Input material>
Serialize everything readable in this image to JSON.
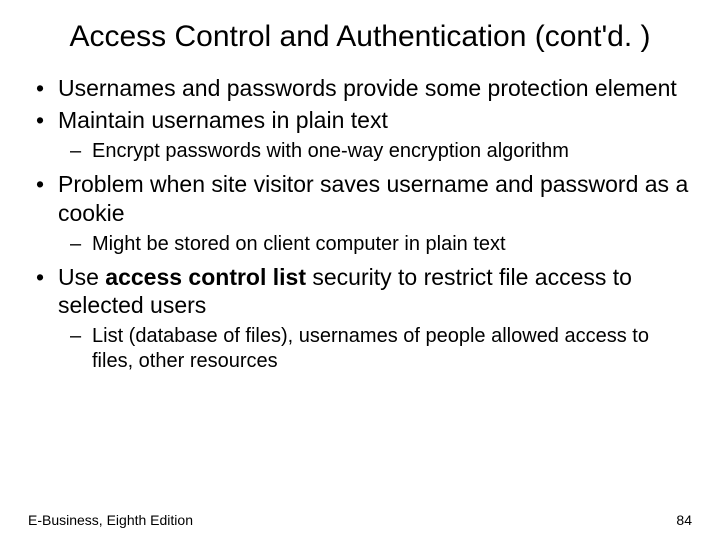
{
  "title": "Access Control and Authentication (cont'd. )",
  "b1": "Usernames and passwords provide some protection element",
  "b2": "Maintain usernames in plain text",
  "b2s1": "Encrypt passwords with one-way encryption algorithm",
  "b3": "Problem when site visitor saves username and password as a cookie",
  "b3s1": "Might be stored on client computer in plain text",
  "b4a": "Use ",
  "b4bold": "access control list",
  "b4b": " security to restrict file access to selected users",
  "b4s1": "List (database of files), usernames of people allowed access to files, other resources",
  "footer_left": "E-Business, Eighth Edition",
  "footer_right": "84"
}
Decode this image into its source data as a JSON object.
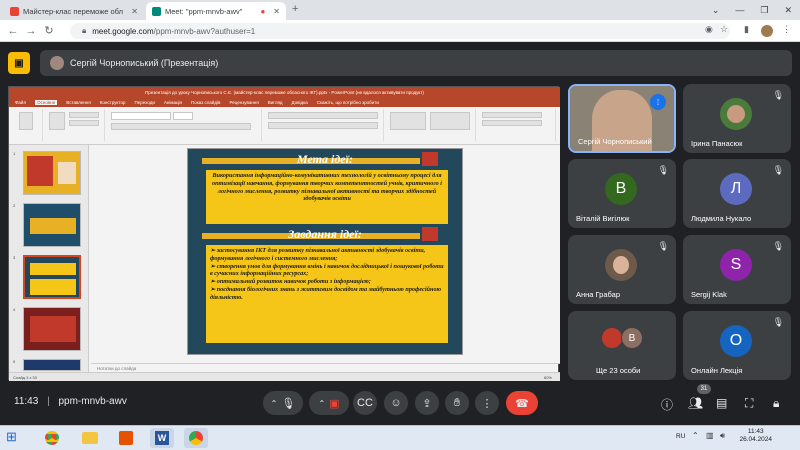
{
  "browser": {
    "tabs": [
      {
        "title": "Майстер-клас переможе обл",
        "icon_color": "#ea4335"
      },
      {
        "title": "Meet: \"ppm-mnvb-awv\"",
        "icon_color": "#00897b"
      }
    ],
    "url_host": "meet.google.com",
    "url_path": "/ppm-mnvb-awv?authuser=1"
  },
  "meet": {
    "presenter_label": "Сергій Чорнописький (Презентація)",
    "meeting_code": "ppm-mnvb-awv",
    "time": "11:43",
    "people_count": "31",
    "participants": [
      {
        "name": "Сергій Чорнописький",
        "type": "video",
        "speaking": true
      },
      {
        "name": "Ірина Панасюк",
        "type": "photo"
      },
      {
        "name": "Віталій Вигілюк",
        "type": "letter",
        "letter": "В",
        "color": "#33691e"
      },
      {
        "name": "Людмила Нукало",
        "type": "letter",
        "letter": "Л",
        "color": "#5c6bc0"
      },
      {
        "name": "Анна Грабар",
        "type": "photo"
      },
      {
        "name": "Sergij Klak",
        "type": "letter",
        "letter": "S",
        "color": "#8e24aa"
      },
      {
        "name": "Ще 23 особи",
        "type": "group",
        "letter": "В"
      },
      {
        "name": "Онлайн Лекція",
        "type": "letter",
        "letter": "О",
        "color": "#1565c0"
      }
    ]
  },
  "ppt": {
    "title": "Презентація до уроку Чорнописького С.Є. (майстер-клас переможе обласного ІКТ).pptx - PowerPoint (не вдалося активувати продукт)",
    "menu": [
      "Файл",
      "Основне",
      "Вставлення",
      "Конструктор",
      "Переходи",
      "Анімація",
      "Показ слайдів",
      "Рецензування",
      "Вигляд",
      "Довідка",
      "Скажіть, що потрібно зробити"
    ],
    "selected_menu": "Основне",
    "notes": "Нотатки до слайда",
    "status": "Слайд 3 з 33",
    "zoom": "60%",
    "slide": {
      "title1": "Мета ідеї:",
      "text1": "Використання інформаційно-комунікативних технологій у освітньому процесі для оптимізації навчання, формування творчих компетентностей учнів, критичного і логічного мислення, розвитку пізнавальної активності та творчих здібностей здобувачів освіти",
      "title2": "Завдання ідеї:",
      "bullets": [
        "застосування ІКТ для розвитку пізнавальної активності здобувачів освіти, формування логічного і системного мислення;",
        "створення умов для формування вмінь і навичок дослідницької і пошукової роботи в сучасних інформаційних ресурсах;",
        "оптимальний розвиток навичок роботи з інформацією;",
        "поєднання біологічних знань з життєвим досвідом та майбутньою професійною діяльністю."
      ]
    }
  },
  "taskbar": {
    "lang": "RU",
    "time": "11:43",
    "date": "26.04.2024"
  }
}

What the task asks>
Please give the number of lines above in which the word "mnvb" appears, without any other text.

Output>
3